Data to use: Begin
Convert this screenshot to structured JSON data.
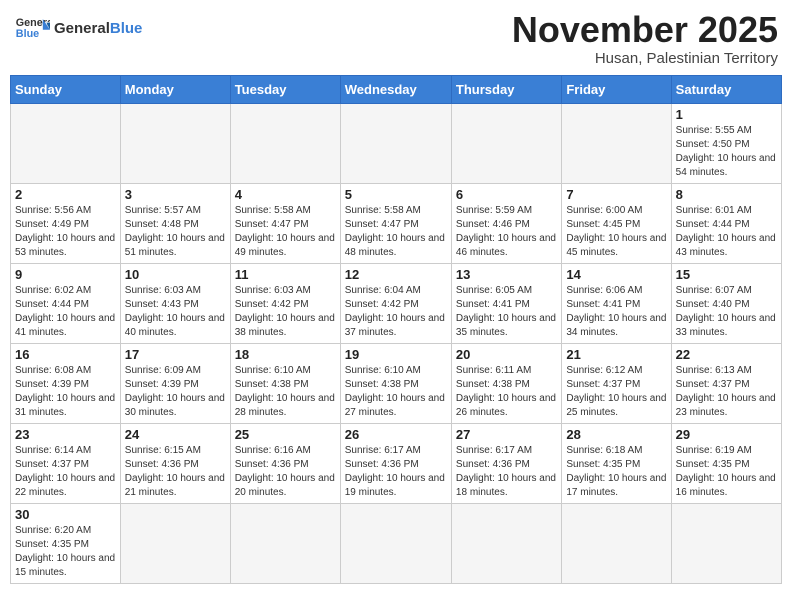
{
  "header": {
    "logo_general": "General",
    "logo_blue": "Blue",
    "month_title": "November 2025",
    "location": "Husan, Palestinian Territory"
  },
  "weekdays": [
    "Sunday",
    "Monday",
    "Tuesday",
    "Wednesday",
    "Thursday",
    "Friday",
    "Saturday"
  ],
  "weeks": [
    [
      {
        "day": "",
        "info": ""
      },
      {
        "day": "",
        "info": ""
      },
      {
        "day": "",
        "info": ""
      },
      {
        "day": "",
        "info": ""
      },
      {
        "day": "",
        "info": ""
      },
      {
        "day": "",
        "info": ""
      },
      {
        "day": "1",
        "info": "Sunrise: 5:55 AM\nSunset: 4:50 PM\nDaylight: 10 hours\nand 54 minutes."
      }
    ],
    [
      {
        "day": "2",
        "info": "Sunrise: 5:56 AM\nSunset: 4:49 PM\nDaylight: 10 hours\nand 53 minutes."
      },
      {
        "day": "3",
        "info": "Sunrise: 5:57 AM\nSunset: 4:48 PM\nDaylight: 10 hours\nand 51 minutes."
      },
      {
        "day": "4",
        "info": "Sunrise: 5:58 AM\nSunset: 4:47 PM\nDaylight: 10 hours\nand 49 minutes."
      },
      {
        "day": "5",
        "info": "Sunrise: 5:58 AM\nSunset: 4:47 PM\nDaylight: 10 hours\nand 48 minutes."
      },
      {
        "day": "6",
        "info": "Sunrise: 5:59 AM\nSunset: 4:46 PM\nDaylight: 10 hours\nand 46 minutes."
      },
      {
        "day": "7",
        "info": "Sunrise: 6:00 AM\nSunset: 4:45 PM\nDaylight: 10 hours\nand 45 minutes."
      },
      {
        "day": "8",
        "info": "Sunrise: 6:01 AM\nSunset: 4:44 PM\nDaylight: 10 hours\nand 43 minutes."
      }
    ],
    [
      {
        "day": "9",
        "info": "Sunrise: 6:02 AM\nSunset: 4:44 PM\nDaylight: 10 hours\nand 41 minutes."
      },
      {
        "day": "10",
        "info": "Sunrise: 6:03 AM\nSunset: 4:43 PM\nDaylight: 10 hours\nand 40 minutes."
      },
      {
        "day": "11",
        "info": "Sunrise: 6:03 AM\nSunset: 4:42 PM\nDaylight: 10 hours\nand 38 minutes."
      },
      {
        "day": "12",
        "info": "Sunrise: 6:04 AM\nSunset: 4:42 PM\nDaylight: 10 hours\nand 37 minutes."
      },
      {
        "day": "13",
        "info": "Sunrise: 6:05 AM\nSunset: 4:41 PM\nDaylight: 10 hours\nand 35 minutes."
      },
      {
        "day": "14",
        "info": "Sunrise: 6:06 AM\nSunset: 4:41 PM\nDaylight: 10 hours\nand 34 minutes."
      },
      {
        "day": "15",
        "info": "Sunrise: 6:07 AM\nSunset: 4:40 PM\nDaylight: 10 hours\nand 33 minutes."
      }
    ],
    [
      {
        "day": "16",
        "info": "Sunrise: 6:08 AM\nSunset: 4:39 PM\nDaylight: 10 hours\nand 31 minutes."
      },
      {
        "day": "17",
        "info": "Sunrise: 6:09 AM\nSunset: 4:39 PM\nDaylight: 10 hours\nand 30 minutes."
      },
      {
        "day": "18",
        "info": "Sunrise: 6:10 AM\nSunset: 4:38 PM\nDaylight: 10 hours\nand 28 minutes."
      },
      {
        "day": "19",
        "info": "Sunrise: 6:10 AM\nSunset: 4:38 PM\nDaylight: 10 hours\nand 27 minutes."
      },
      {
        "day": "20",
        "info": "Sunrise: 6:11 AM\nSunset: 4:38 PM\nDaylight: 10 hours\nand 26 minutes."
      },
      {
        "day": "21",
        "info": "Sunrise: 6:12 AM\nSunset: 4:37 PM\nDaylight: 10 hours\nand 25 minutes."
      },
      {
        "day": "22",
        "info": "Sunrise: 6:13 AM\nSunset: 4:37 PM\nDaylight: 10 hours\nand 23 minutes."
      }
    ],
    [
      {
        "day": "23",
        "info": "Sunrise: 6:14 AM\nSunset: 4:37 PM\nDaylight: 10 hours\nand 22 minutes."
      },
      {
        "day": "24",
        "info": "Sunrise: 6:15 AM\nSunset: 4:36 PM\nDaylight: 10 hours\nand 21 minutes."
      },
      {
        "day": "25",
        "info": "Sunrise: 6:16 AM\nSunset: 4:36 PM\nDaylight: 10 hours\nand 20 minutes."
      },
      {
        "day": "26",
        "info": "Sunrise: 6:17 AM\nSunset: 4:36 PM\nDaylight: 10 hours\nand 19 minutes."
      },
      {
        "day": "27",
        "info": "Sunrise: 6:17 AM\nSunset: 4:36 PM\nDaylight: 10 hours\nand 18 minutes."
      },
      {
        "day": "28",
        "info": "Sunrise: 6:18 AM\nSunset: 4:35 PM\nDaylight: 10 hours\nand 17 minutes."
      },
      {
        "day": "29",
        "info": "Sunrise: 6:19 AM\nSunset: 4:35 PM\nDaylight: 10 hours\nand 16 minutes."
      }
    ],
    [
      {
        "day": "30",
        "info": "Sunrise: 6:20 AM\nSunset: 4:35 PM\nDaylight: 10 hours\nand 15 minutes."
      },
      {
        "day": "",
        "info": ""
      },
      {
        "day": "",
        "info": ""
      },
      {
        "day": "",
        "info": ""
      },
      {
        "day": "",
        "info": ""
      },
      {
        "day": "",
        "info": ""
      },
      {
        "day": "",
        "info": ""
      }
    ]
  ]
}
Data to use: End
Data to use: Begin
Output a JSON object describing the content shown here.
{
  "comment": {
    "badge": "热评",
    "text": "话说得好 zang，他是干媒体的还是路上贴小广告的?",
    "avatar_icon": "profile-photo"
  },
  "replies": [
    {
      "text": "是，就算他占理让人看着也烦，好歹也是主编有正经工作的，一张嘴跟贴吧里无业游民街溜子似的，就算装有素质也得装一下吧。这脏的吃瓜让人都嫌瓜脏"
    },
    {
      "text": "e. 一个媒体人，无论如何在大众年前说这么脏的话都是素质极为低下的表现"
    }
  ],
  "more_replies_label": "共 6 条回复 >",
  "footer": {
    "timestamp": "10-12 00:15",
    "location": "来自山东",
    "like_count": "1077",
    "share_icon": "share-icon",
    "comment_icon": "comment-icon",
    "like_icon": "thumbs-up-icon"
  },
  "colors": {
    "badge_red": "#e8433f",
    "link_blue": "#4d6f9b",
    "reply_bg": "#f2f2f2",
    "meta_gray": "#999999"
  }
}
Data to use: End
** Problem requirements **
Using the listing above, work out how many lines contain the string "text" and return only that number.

** Task output **
3